Notice that these definitions are simpler and more modular than the standard differentiation rules, as they do not have the chain rule mixed in.
For instance, compare (a) `deriv sin = cos`

, (b) `deriv (sin u) == cos u * deriv u`

, and (c) `deriv (sin u) x == cos u x * deriv u x`

.

Now we can use the incredibly simple `adiff`

-based definitions of our methods, e.g., `asin = adiff asin`

.

The definition of `adiff`

must get inlined so as to reveal the `deriv`

applications, which then get rewritten according to the rules.
Fortunately, the `adiff`

definition is tiny, which encourages its inlining.
We could add an `INLINE`

pragma as a reminder.
GHC requires that a definition must be given `deriv`

, even it all uses are rewritten away, so use the following

deriv = error "deriv: undefined. Missing rewrite rule?"

## newsham:

I don’t know whether to laugh or cry. I think I like it.

9 February 2009, 8:51 pm## Ryan Ingram:

The use of rewrite rules is a cool hack, but it feels too fragile for production code. The “rule” I use for my code (apologies for the pun) is that rewrite rules should not be relied on for correctness, only performance.

11 February 2009, 2:39 pm## conal:

Hi Ryan,

That guideline is the conventional wisdom I hear. I hope that examples like the one above motivate a shift, so that rewrite rules can be counted on, considering the boost in modularity that results.

11 February 2009, 3:24 pm## Ryan Ingram:

I see where you are going, but you’re relying on a lot of compiler machinery (correct inlining, rewrites, etc.) in order to get a modest gain (adiff g = g >-< deriv g).

I’d prefer a solution in which this reliance is made explicit at compile time; basically relying on Template Haskell or the like to enforce that the g passed to adiff is a compile-time-constant which can be safely passed to deriv.

In fact, I think TH could be useful for a lot of things if the syntax for invoking it wasn’t so ugly.
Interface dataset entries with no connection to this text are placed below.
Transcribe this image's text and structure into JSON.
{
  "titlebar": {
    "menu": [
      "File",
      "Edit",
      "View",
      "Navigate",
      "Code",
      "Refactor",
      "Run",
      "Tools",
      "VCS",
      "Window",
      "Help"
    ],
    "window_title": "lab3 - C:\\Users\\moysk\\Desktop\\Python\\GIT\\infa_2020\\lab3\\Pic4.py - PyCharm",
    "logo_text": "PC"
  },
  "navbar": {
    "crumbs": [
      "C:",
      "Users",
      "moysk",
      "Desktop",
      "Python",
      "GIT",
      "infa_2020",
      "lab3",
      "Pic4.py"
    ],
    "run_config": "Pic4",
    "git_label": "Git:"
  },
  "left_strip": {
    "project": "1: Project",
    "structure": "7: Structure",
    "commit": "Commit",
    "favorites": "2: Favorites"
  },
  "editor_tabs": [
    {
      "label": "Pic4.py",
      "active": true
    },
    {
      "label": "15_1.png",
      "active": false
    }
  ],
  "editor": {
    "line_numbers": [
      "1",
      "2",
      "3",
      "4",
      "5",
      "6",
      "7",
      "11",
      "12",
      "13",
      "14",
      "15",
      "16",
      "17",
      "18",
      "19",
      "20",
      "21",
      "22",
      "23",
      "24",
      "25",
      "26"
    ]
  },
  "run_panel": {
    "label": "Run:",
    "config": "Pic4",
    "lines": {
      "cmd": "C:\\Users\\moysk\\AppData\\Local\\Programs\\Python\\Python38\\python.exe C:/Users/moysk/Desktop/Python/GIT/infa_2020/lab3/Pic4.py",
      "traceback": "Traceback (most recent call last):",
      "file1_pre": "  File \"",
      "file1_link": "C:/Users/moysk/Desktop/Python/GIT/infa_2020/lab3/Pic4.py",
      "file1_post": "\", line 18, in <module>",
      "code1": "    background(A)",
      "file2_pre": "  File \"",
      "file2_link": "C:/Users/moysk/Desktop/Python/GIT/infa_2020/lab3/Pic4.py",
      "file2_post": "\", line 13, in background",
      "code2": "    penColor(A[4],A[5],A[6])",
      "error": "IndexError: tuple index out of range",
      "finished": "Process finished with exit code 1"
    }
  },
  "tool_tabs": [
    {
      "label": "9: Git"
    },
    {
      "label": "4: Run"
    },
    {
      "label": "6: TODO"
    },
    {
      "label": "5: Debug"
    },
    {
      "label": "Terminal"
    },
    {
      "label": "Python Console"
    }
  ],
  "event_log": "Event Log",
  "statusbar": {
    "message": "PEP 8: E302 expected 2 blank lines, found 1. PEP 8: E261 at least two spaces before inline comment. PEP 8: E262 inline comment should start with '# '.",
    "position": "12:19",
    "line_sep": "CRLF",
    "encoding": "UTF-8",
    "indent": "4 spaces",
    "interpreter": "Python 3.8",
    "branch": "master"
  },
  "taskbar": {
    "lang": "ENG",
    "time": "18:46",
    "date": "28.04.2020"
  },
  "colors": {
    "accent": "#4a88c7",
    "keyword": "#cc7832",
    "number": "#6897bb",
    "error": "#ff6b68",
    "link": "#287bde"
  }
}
I’d love for a “transparent” TH. Consider a macro application in LISP: in the source code, it looks just like a function call. Perhaps a TH function should get some form of context (the AST it is a part of) and be allowed to return parts of that context “unmodified” after picking out the data it expects, instead of needing to use the ugly splice syntax.

This would give you the same power that you get from rewrite rules but relying on the specification of the language rather than the internals of the optimizer.

12 February 2009, 6:29 pm